Remarks — Aichryson roseum is widely distributed on Gran Canaria, however, its identity has possibly been overlooked by authors due to misinterpretations of similar and possibly related species, most likely A. parlatorei and A. pachycaulon subsp. praetermissum (see comparisons above). The abundance of the new species excludes the possibility of a hybrid origin. Interspecific hybridization processes are, however, a common feature in the Canary Island endemic flora (van Hengstum & al. 2012) and many hybrids have been described between sympatrically occurring Crassulaceae species (Praeger 1932; Bañares 2015a; Voggenreiter 1999). Such hybrid plants appear in small numbers or as single plants around their parents not only in habitats newly created by human activities but also (less commonly) in their own original, unaltered locations. Additionally, the genus Aichryson seems not to be prone to hybridization when compared to other Crassulaceae genera found in this archipelago, since only three nothotaxa have been described from 16 taxa. In contrast, there are 54 nothotaxa from 41 taxa in Aeonium Webb & Berthel. and 10 nothotaxa from 11 taxa in Monanthes Haw. (Bañares 2015a, 2015c). On Gran Canaria, only the hybrid between A. laxum subsp. laxum and A. porphyrogennetos has been reported; it is very local and scattered between the parents due to the absence of intermediate habitats. In the field, A. roseum is commonly found forming monospecific populations; however, it co-occurs in several locations with A. porphyrogennetos or with A. pachycaulon subsp. praetermissum. At the locality of Presa de los Pérez only, A. roseum appears co-occurring with two other taxa, A. pachycaulon subsp. praetermissum and A. parlatorei, but their presence does not obscure the taxonomy of the new species, since its morphology is unequivocally the same as plants found at other localities throughout its wide distribution area.

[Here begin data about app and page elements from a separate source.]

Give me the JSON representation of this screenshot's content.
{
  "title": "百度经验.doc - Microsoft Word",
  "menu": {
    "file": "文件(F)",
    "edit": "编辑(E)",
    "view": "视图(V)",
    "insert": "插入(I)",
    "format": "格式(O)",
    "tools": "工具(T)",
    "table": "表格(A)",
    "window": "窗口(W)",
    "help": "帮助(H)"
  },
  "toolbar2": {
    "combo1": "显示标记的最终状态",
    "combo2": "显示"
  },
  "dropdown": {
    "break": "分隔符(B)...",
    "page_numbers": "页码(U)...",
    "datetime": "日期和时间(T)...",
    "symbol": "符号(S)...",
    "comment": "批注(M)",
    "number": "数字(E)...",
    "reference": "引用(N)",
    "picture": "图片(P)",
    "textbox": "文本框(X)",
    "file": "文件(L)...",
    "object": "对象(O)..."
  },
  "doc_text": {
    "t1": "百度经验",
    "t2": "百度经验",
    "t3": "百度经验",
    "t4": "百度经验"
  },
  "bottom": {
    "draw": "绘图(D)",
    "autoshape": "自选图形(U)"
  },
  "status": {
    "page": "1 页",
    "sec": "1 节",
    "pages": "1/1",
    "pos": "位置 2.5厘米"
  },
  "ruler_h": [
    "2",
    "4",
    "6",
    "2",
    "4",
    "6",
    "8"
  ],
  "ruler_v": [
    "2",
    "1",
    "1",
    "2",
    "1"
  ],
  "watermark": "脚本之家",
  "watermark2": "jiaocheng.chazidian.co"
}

The author is indebted to Dr. S. A. Ghazanfar (K), Dr S. Mott (RNG), Dr F. J. Salgueiro (SE) and Dr A. Marrero (LPA) for their help in trying to locate original material of Aichryson pachycaulon subsp. praetermissum. Aurelio Acevedo collaborated in field surveys, Carlos M. Rodriguez made the line drawings and Guido Jones checked the English. Dr Urs Eggli and two anonymous reviewers are thanked for their comments on an earlier version of this paper.